How many people who live in condominiums/townhouses or complexes understand what their condominium fees are for? It is a question we are tasked with more often then not. With the rise of smaller/cheaper units, people are purchasing homes in a space where multiple units reside and while, yes, people understand that they must pay condo fees, they don’t totally understand what is included in that payment.
Depending on what style of condo person lives in (apartment vs townhouses etc) dictates what your condominium fees pay for. So we here at Saskatoon Real Estate Services have compiled a list of the most common items that condominium fees cover:
- Water (if you live in an apartment style condominium). Some people do have their water consumption covered if they live in a townhouse but that is not always the case.
- Heat (if you live in an apartment style condominium). Natural gas runs the boilers which in turn heats your condominium. Some newer builds don’t have this feature and people have their own furnaces but a lot of older style buildings will have this.
- Garbage/Recycling Removal. If you complex has a community bin for everyone to throw their garbage and recycling into, your condo fees pay for the removal of that waste.
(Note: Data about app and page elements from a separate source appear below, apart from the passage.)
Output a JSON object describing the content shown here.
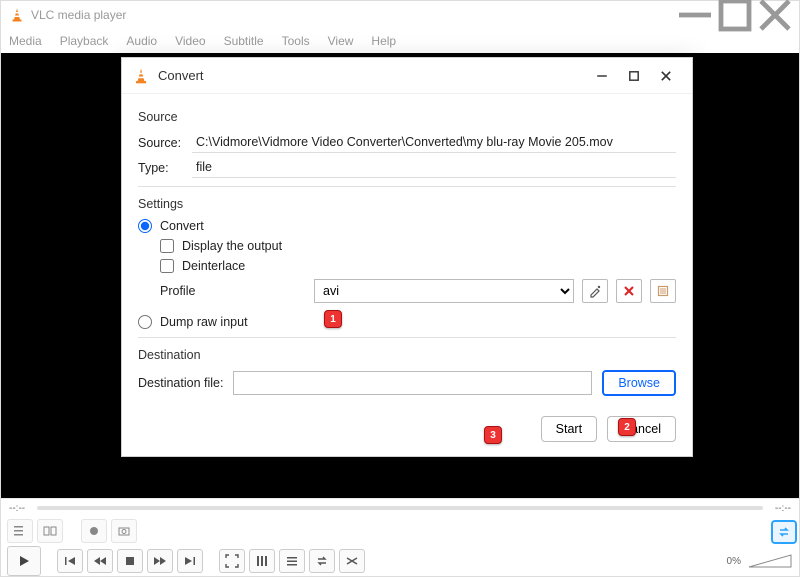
{
  "main": {
    "title": "VLC media player",
    "menu": [
      "Media",
      "Playback",
      "Audio",
      "Video",
      "Subtitle",
      "Tools",
      "View",
      "Help"
    ],
    "seek_left": "--:--",
    "seek_right": "--:--",
    "volume_pct": "0%"
  },
  "dialog": {
    "title": "Convert",
    "source_section": "Source",
    "source_label": "Source:",
    "source_value": "C:\\Vidmore\\Vidmore Video Converter\\Converted\\my blu-ray Movie 205.mov",
    "type_label": "Type:",
    "type_value": "file",
    "settings_section": "Settings",
    "convert_label": "Convert",
    "display_output_label": "Display the output",
    "deinterlace_label": "Deinterlace",
    "profile_label": "Profile",
    "profile_value": "avi",
    "dump_label": "Dump raw input",
    "destination_section": "Destination",
    "dest_file_label": "Destination file:",
    "dest_file_value": "",
    "browse_label": "Browse",
    "start_label": "Start",
    "cancel_label": "Cancel"
  },
  "callouts": {
    "c1": "1",
    "c2": "2",
    "c3": "3"
  }
}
- Snow Removal. Parking lot and sidewalk is usually included in what constitutes a “common area” therefore the complex pays for someone to remove the snow in these areas.
- Lawn Maintenance. If there are no fences to distinguish between your yard and another’s, then that is a common area and therefore a company will be hired to cut, fertilize, aerate, and treat the lawns.
- Electricity. Though not all electricity is covered. It would have to be something in a common area, like an outside lamp in a parking lot or hallway lights if you live in an apartment style condominium.
- Administrative costs. Bank fees, photocopying, office supplies, postage.
- Insurance. Every condominium corporation has to carry building insurance or a master policy (this is not to be confused with your own personal home insurance that you also carry for your unit).
- Elevator maintenance (if your complex has an elevator).
- General operating costs. Think of janitorial or maintenance staff. Carpet cleaning, parking lot sweeping/clean up. The list can go on and on.
- Reserve contributions. This is a big one. A reserve fund is an account where there are monthly contributions and it is essentially saved for big expenditures. Those expenditures can be things like an elevator replacement, parking lot repaving, roof repairs, siding/stucco repairs, boiler replacements, etc.
- Professional Fees. Things like audits and legal advice would fall into this column.
- Property Management Fees. If there is a company looking after your complex, they will collect the condo fees, arrange payment/transfers for all of the above.
This is just a rough list. Some things might be added or subtracted from the list depending on the type of complex you live in. You can confirm the details with a representative (board member/property manager) in/for your complex.